Excessive workload is always the aggravating factor for burnout. When demands constantly push physiologies beyond capacity, energy sources are overloaded. Nobody wins when we do more than we can do well. If you are bringing home work and leaving late chronically, this doesn’t end well. You might be able to handle the work of an ex-colleague who hasn’t been replaced for a little while, but you and managers need to insist on getting the support, or the department will soon be down another person. The risk of heart disease and diabetes increase threefold with workweeks more than 51 hours. Excessive hours keep you from recharging and recovering from stress, allowing chronic stress to entrench, which crowds out positive emotions, which are absent in burnout.
2. LACK OF CONTROL
Researcher Robert Karasek identified the chief driver of workplace stress, lack of job control, or latitude. Stress is a function of how much perceived control we feel we have over the demands coming our way. The goal for managers who want engaged staff should be to encourage more autonomy in how people do their jobs. More flexibility leads to more sense of control and more self-responsibility. More micromanaging leads to less latitude and more stress. Discuss ways you might be able to play a bigger role in how you manage email, deadlines, your schedule, or other stressors that create a work environment that feels out of control.
3. INSUFFICIENT REWARD
Extreme workload wears away at the energy and loyalty of employees. When overload becomes the expectation and there is no compensating reward for the extra effort or even a sense of gratitude, it is human nature to feel you’re on the short end of the stick. This is the breeding ground for disengagement. Having to make efforts continually beyond the call of duty or job responsibilities without recognition or reward deepens loss of trust and lack of commitment. People who put in a lot of effort and get inadequate rewards are twice as likely to have heart disease (Siegrist).
4. ABSENCE OF FAIRNESS
There is an implied contract for most of us that we will be treated in good faith. When that trust is broken, cynicism grows. As workload grows along with profits that don’t get spread around, loyalty fades and bitterness sets in. In the era of downsizing and restructuring, many feel their efforts are not valued, promises are not being kept, and everyone is replaceable. This climate added to chronic overload can ramp up the withdrawal and cynicism of burnout.
High-turnover, mergers, and constant changes within organizations can hollow out support systems and leave employees estranged as they try to do more than they are equipped for. Alienation is the route to cynicism, a main dimension of burnout. People feel more depersonalized when there is a sense that no one cares, and engagement disappears. The risk for burnout grows as trust fades. Be as proactive as you can and communicate with managers and lobby hard for support. Finding teammates and mentors who care can provide a critical buffer to the forces of overload.
6. CONFLICTING VALUES
People are more likely to embrace the vision of the company they work for when it reflects their values. Having a good fit on values can spur people to go beyond the extra mile. But when those values are contradicted by policies or behaviors that are at odds with deeply held values, the mismatch can lead to an acceleration of disengagement and withdrawal.
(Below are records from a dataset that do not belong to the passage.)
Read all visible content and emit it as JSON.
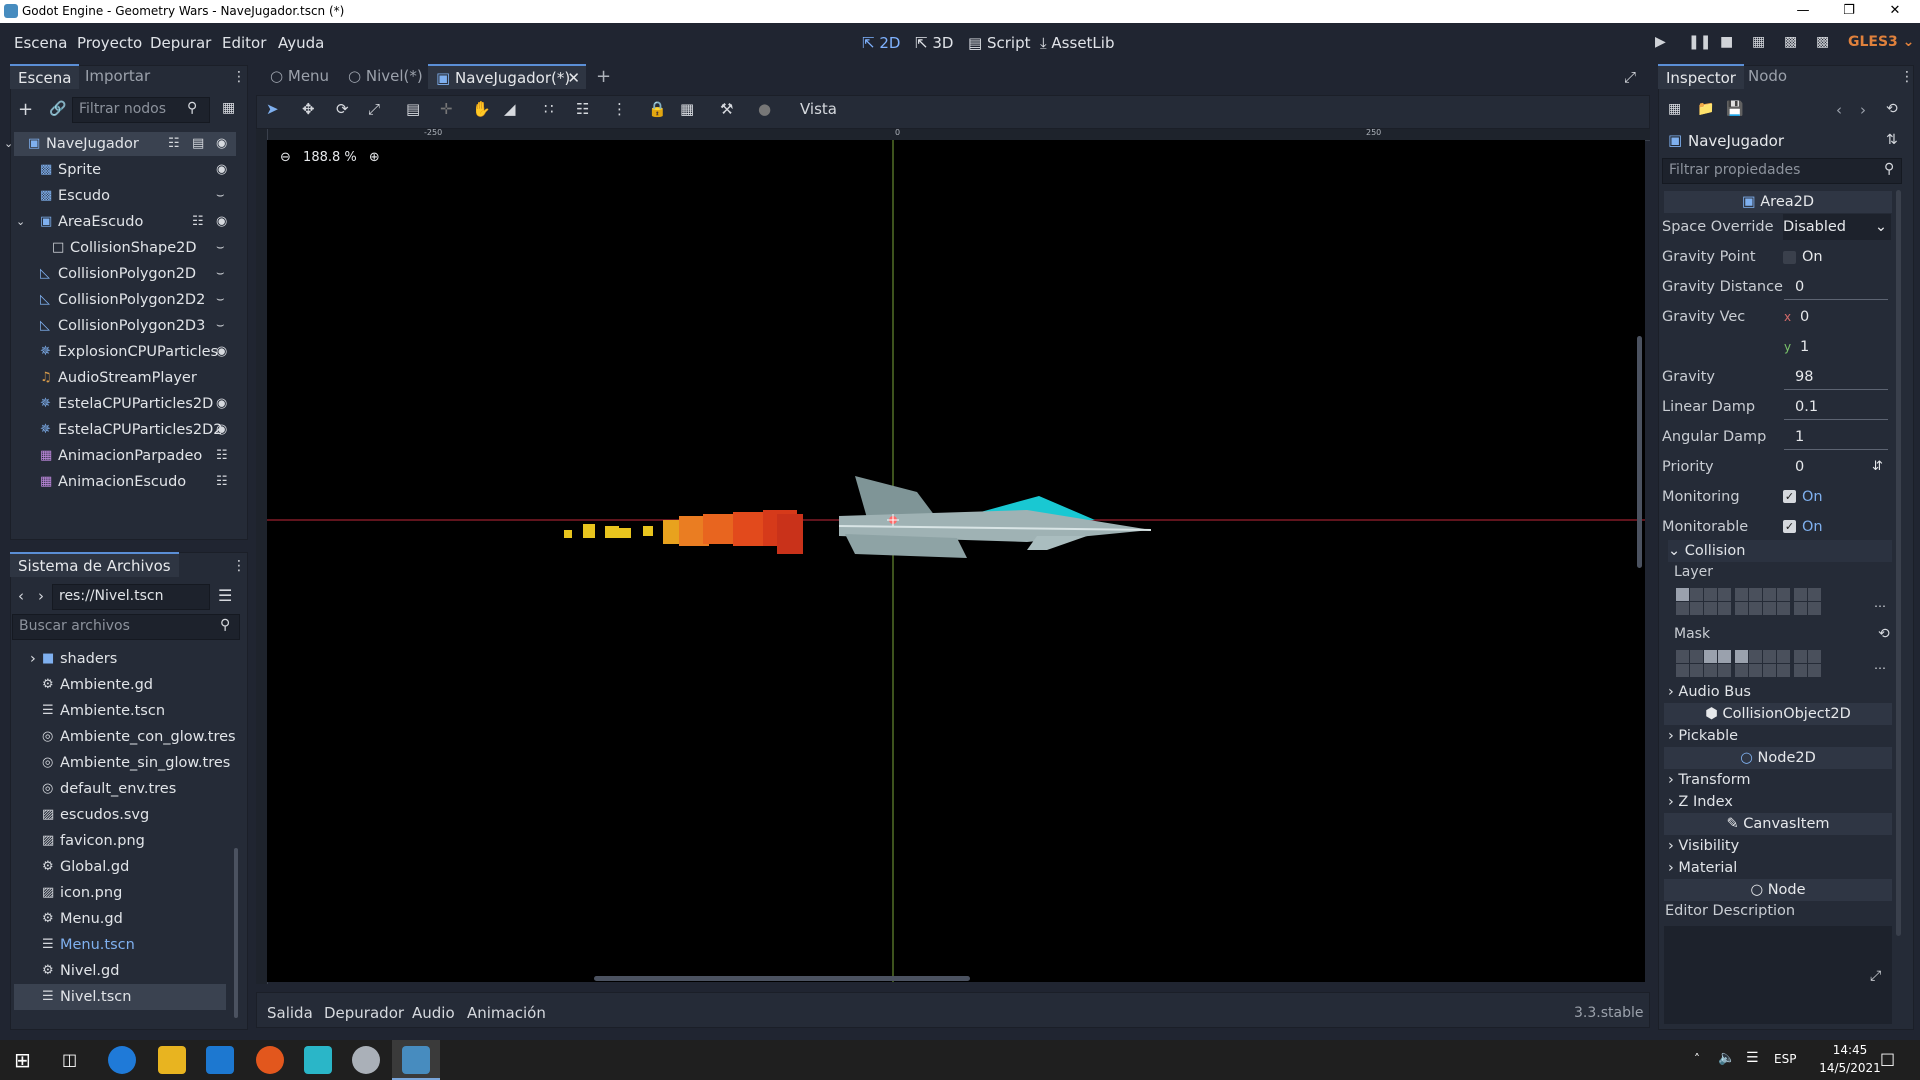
{
  "window": {
    "title": "Godot Engine - Geometry Wars - NaveJugador.tscn (*)"
  },
  "menu": [
    "Escena",
    "Proyecto",
    "Depurar",
    "Editor",
    "Ayuda"
  ],
  "modes": {
    "m2d": "2D",
    "m3d": "3D",
    "script": "Script",
    "assetlib": "AssetLib"
  },
  "renderer": "GLES3",
  "scene_dock": {
    "tabs": [
      "Escena",
      "Importar"
    ],
    "filter_placeholder": "Filtrar nodos",
    "nodes": [
      {
        "label": "NaveJugador",
        "icon": "area2d-icon"
      },
      {
        "label": "Sprite",
        "icon": "sprite-icon"
      },
      {
        "label": "Escudo",
        "icon": "sprite-icon"
      },
      {
        "label": "AreaEscudo",
        "icon": "area2d-icon"
      },
      {
        "label": "CollisionShape2D",
        "icon": "collision-shape-icon"
      },
      {
        "label": "CollisionPolygon2D",
        "icon": "collision-polygon-icon"
      },
      {
        "label": "CollisionPolygon2D2",
        "icon": "collision-polygon-icon"
      },
      {
        "label": "CollisionPolygon2D3",
        "icon": "collision-polygon-icon"
      },
      {
        "label": "ExplosionCPUParticles",
        "icon": "particles-icon"
      },
      {
        "label": "AudioStreamPlayer",
        "icon": "audio-icon"
      },
      {
        "label": "EstelaCPUParticles2D",
        "icon": "particles-icon"
      },
      {
        "label": "EstelaCPUParticles2D2",
        "icon": "particles-icon"
      },
      {
        "label": "AnimacionParpadeo",
        "icon": "animation-icon"
      },
      {
        "label": "AnimacionEscudo",
        "icon": "animation-icon"
      }
    ]
  },
  "filesystem": {
    "title": "Sistema de Archivos",
    "path": "res://Nivel.tscn",
    "search_placeholder": "Buscar archivos",
    "files": [
      {
        "label": "shaders",
        "icon": "folder-icon"
      },
      {
        "label": "Ambiente.gd",
        "icon": "gear-icon"
      },
      {
        "label": "Ambiente.tscn",
        "icon": "scene-icon"
      },
      {
        "label": "Ambiente_con_glow.tres",
        "icon": "globe-icon"
      },
      {
        "label": "Ambiente_sin_glow.tres",
        "icon": "globe-icon"
      },
      {
        "label": "default_env.tres",
        "icon": "globe-icon"
      },
      {
        "label": "escudos.svg",
        "icon": "image-icon"
      },
      {
        "label": "favicon.png",
        "icon": "image-icon"
      },
      {
        "label": "Global.gd",
        "icon": "gear-icon"
      },
      {
        "label": "icon.png",
        "icon": "image-icon"
      },
      {
        "label": "Menu.gd",
        "icon": "gear-icon"
      },
      {
        "label": "Menu.tscn",
        "icon": "scene-icon"
      },
      {
        "label": "Nivel.gd",
        "icon": "gear-icon"
      },
      {
        "label": "Nivel.tscn",
        "icon": "scene-icon"
      }
    ]
  },
  "editor_tabs": [
    "Menu",
    "Nivel(*)",
    "NaveJugador(*)"
  ],
  "viewport": {
    "zoom": "188.8 %",
    "view_menu": "Vista",
    "ruler_labels": [
      "-250",
      "0",
      "250"
    ]
  },
  "bottom_panel": {
    "tabs": [
      "Salida",
      "Depurador",
      "Audio",
      "Animación"
    ],
    "version": "3.3.stable"
  },
  "inspector": {
    "tabs": [
      "Inspector",
      "Nodo"
    ],
    "object_name": "NaveJugador",
    "filter_placeholder": "Filtrar propiedades",
    "class_header": "Area2D",
    "props": {
      "space_override": {
        "label": "Space Override",
        "value": "Disabled"
      },
      "gravity_point": {
        "label": "Gravity Point",
        "value": "On"
      },
      "gravity_distance": {
        "label": "Gravity Distance",
        "value": "0"
      },
      "gravity_vec": {
        "label": "Gravity Vec",
        "x": "0",
        "y": "1"
      },
      "gravity": {
        "label": "Gravity",
        "value": "98"
      },
      "linear_damp": {
        "label": "Linear Damp",
        "value": "0.1"
      },
      "angular_damp": {
        "label": "Angular Damp",
        "value": "1"
      },
      "priority": {
        "label": "Priority",
        "value": "0"
      },
      "monitoring": {
        "label": "Monitoring",
        "value": "On"
      },
      "monitorable": {
        "label": "Monitorable",
        "value": "On"
      }
    },
    "collision": {
      "title": "Collision",
      "layer": "Layer",
      "mask": "Mask"
    },
    "sections": {
      "audio_bus": "Audio Bus",
      "collision_object": "CollisionObject2D",
      "pickable": "Pickable",
      "node2d": "Node2D",
      "transform": "Transform",
      "z_index": "Z Index",
      "canvas_item": "CanvasItem",
      "visibility": "Visibility",
      "material": "Material",
      "node": "Node",
      "editor_description": "Editor Description"
    }
  },
  "taskbar": {
    "lang": "ESP",
    "time": "14:45",
    "date": "14/5/2021"
  },
  "colors": {
    "accent": "#5b8fd6",
    "ship_cyan": "#19c8d2",
    "flame_red": "#d63a1a",
    "flame_yellow": "#e8c41e"
  }
}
Burnout, then, is often a two-way street. The chronic stress that sets it off may start with incessant high demands that drain an individual’s coping resources. The experienced burnout, though, can be deepened by the social layers of organizational distrust and lack of support and reward.
Since the damage of burnout to individuals and teams is super-costly, from absenteeism to cardiovascular treatment, to depression (which is seven times more costly to treat than the average workplace malady), to tanking productivity, the status quo has to be challenged and solutions found. There is a healthier road to success.